* _What you are asked to do_
Every line below that includes "label" counts toward the total. Report that total alone.

[Records drawn from a dataset]
§

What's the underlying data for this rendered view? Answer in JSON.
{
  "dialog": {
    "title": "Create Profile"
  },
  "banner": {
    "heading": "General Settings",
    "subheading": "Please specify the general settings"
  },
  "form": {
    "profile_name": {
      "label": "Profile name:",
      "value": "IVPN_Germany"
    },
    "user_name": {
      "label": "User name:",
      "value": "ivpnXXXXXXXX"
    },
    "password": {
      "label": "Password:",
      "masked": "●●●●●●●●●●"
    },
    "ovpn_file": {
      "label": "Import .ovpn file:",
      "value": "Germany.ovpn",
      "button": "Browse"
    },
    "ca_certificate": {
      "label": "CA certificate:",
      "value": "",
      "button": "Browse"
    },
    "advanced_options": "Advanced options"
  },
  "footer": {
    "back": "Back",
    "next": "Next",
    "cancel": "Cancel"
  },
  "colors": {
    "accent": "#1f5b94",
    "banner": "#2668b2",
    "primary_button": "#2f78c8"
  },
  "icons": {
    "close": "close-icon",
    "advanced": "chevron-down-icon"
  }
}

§

* _Solution_
5